Kia claims 0-100 in 13.1 seconds, 168km/h flat out, 5.4-litres per 100km and 129g/km of global warming, but there were no 1.2s on the launch drive in Gauteng, so we'll have to take that on trust.

The 1.4 models boast a new, 1396cc Gamma engine with die-cast alloy block and head, an offset crankshaft, variable valve timing and multipoint fuel-injection. It's even more hard-revving than its smaller sister, rated at 79kW at 6300 revs and 135Nm at 4200rpm, and drives via either a six-speed manual 'box or a four-speed auto tranny.

According to Kia it’s good for 0-100 in 11.5 seconds (13.2 for the auto) and a top speed of 183km/h (auto 170) at a cost of 6.4 litres per 100km (seven with auto ‘box) and 151 or 165 g/km, depending on transmission type.

The straight 1.4 comes with 15” alloys, and all the features of the 1.2 plus foglights, auto headlights with an “escort” function, a trip data computer and an uprated, six-speaker sound system.

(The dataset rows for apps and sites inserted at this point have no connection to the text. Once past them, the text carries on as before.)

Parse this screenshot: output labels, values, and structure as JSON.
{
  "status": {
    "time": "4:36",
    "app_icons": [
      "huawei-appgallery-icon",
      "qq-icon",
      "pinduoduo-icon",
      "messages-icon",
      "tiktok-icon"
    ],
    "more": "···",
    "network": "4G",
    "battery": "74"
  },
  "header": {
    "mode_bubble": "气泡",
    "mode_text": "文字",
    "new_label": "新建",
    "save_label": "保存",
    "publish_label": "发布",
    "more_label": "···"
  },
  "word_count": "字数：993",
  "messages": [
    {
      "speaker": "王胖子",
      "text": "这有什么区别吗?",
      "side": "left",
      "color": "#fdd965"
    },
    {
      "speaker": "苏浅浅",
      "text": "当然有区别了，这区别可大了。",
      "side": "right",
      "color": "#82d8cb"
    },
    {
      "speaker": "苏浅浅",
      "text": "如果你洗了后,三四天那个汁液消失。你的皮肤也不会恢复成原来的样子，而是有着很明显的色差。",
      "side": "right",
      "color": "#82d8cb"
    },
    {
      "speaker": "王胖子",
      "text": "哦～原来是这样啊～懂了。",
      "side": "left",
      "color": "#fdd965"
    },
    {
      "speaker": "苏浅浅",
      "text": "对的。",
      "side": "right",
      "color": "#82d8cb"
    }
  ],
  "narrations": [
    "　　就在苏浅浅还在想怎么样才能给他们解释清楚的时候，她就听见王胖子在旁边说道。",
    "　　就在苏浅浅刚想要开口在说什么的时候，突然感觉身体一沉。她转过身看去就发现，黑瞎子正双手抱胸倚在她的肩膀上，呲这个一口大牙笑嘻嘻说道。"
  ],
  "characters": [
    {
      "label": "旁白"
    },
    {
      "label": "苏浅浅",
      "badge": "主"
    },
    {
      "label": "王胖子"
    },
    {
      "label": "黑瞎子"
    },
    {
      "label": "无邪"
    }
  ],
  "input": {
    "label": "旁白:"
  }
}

The 1.4 Tec adds leather seats, auto aircon, rear parking sensors, a cooled glove compartment, auto windscreen wipers, LED daylight running lights and tail lights, and 17” machined-finish alloys shod with 205/45 rubber.

I first drove a manual 1.4, and was pleasantly surprised at its willing, smooth-revving engine, seemingly quite happy to rev to 6500rpm through the quick-shifting, very slick six-speeder.

The rather remote electric power-steering took a little getting used to, but was way better than the similar set-up in the Picanto and pleasantly light and quick in the car-park tango which will be most Rio's daily dance.

The brakes felt reassuringly firm underfoot, with plenty of initial bite, and the ride was firm, without being choppy. The Rio generally went where I pointed it, although the suspension could be betrayed into an occasional unexpected lurch when pushed hard on uneven tar surfaces, almost as if the dampers had been caught on the hop, so to speak, by a too-rapid sequence of inputs.

That said, it was as competent as anything in its class with the exception of the Ford Fiesta, the only mainstream B-segment hatch with seriously sporty handling.

The seats were comfortable, supportive rather than squishy, and the elegant instrument panel and centre stack logically and very neatly laid out, let down only by (I felt) slightly low-rent seat-upholstery fabric and a hard-plastic one-piece dashboard moulding that seemed to stretch into the middle of next week under the steeply raked windshield.

All the switchgear felt solid and positive in operation, however, an important tactile indicator that significantly raised the car's “perceived-quality” score.

Then I moved into a top-of-the-range 1.4 Tec with auto transmission. Even before I moved the shift lever into “Drive” the leather upholstery (a little firmer in feel than the fabric finish) and slightly different trim elements lifted the car's premium quotient a step above that of its stablemates.

I suspect that this variant may come as something of a surprise to slightly older customers looking to downsize from a C-segment car and could earn the new Rio a few unexpected sales.

Even the chunky, leather-trimmed steering wheel seemed to offer better feedback, although I'll concede that's purely subjective.

The four-speed automatic transmission, by contrast, seemed a little unsophisticated; its changes were quick, clean and smooth but it displayed a distinct tendency to hunt and a firm prod on the accelerator would sometimes cause it to make two downshifts in one move, accompanied by a sudden burst of revs from the engine that seemed at odds with the Tec's more dignified persona, as did the amount of road noise generated by the 45-profile tyres..

Mind you, on re-reading that last paragraph, it seems less a condemnation of an adequate if old-fashioned transmission than a compliment to the ambience Kia has managed to create in what is essentially a budget family hatchback.

And that's the new Rio is all about; it's a grown-up, stylish little car that punches above its weight in several important aspects other than just pricing.

PRICES

1.2 - R136 995

1.4 - R154 995

1.4 a/t - R164 995

1.4 Tec - R168 995

1.4 Tec a/t - R178 995

Included are a five-year or 100 000km warranty and a four-year or 60 000km service plan.